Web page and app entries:
--- START ---

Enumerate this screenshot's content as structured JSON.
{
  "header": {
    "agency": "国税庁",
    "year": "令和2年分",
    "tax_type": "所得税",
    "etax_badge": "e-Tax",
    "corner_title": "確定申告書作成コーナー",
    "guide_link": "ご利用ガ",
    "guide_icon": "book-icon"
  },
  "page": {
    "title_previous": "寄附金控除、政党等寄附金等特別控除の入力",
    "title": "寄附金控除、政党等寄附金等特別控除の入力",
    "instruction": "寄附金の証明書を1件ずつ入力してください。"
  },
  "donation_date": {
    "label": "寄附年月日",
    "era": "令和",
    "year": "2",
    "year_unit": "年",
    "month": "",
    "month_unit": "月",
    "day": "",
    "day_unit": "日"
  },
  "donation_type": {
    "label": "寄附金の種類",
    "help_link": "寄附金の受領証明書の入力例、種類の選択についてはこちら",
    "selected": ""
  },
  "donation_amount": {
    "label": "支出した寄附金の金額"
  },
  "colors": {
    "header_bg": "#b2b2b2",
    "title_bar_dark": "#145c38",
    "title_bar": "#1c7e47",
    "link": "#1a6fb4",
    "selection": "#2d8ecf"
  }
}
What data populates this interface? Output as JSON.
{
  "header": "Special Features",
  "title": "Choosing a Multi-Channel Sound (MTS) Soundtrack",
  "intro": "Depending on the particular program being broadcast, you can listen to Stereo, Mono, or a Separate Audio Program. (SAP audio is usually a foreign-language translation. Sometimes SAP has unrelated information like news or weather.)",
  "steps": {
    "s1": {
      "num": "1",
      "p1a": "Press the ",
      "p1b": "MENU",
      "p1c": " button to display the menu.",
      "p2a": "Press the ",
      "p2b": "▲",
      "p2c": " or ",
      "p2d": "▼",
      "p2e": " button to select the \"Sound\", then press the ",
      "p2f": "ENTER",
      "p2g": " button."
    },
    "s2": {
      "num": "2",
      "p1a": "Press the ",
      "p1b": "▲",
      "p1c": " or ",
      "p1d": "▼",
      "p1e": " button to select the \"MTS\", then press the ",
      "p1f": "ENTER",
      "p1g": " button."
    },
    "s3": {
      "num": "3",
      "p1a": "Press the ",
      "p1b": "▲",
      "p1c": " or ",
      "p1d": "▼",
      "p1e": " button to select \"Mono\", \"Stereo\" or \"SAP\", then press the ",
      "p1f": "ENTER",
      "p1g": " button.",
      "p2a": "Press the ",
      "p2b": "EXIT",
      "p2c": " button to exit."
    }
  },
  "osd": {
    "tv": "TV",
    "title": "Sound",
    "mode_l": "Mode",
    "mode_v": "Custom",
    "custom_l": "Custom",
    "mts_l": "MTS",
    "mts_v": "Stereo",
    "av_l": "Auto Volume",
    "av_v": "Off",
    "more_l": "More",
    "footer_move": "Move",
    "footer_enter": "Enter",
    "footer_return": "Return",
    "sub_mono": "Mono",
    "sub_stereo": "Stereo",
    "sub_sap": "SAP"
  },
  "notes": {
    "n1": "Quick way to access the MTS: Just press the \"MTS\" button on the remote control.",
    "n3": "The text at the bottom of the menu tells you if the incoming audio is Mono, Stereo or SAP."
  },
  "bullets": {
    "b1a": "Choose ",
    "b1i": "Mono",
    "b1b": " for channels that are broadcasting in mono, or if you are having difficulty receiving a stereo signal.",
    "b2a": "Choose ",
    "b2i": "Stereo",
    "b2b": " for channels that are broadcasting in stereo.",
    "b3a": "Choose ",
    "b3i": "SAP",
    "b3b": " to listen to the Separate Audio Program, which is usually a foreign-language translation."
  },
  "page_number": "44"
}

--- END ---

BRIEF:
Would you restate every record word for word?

TASK RESPONSE:
Enumerate this screenshot's content as structured JSON.
{
  "header": {
    "agency": "国税庁",
    "year": "令和2年分",
    "tax_type": "所得税",
    "etax_badge": "e-Tax",
    "corner_title": "確定申告書作成コーナー",
    "guide_link": "ご利用ガ",
    "guide_icon": "book-icon"
  },
  "page": {
    "title_previous": "寄附金控除、政党等寄附金等特別控除の入力",
    "title": "寄附金控除、政党等寄附金等特別控除の入力",
    "instruction": "寄附金の証明書を1件ずつ入力してください。"
  },
  "donation_date": {
    "label": "寄附年月日",
    "era": "令和",
    "year": "2",
    "year_unit": "年",
    "month": "",
    "month_unit": "月",
    "day": "",
    "day_unit": "日"
  },
  "donation_type": {
    "label": "寄附金の種類",
    "help_link": "寄附金の受領証明書の入力例、種類の選択についてはこちら",
    "selected": ""
  },
  "donation_amount": {
    "label": "支出した寄附金の金額"
  },
  "colors": {
    "header_bg": "#b2b2b2",
    "title_bar_dark": "#145c38",
    "title_bar": "#1c7e47",
    "link": "#1a6fb4",
    "selection": "#2d8ecf"
  }
}
What data populates this interface? Output as JSON.
{
  "header": "Special Features",
  "title": "Choosing a Multi-Channel Sound (MTS) Soundtrack",
  "intro": "Depending on the particular program being broadcast, you can listen to Stereo, Mono, or a Separate Audio Program. (SAP audio is usually a foreign-language translation. Sometimes SAP has unrelated information like news or weather.)",
  "steps": {
    "s1": {
      "num": "1",
      "p1a": "Press the ",
      "p1b": "MENU",
      "p1c": " button to display the menu.",
      "p2a": "Press the ",
      "p2b": "▲",
      "p2c": " or ",
      "p2d": "▼",
      "p2e": " button to select the \"Sound\", then press the ",
      "p2f": "ENTER",
      "p2g": " button."
    },
    "s2": {
      "num": "2",
      "p1a": "Press the ",
      "p1b": "▲",
      "p1c": " or ",
      "p1d": "▼",
      "p1e": " button to select the \"MTS\", then press the ",
      "p1f": "ENTER",
      "p1g": " button."
    },
    "s3": {
      "num": "3",
      "p1a": "Press the ",
      "p1b": "▲",
      "p1c": " or ",
      "p1d": "▼",
      "p1e": " button to select \"Mono\", \"Stereo\" or \"SAP\", then press the ",
      "p1f": "ENTER",
      "p1g": " button.",
      "p2a": "Press the ",
      "p2b": "EXIT",
      "p2c": " button to exit."
    }
  },
  "osd": {
    "tv": "TV",
    "title": "Sound",
    "mode_l": "Mode",
    "mode_v": "Custom",
    "custom_l": "Custom",
    "mts_l": "MTS",
    "mts_v": "Stereo",
    "av_l": "Auto Volume",
    "av_v": "Off",
    "more_l": "More",
    "footer_move": "Move",
    "footer_enter": "Enter",
    "footer_return": "Return",
    "sub_mono": "Mono",
    "sub_stereo": "Stereo",
    "sub_sap": "SAP"
  },
  "notes": {
    "n1": "Quick way to access the MTS: Just press the \"MTS\" button on the remote control.",
    "n3": "The text at the bottom of the menu tells you if the incoming audio is Mono, Stereo or SAP."
  },
  "bullets": {
    "b1a": "Choose ",
    "b1i": "Mono",
    "b1b": " for channels that are broadcasting in mono, or if you are having difficulty receiving a stereo signal.",
    "b2a": "Choose ",
    "b2i": "Stereo",
    "b2b": " for channels that are broadcasting in stereo.",
    "b3a": "Choose ",
    "b3i": "SAP",
    "b3b": " to listen to the Separate Audio Program, which is usually a foreign-language translation."
  },
  "page_number": "44"
}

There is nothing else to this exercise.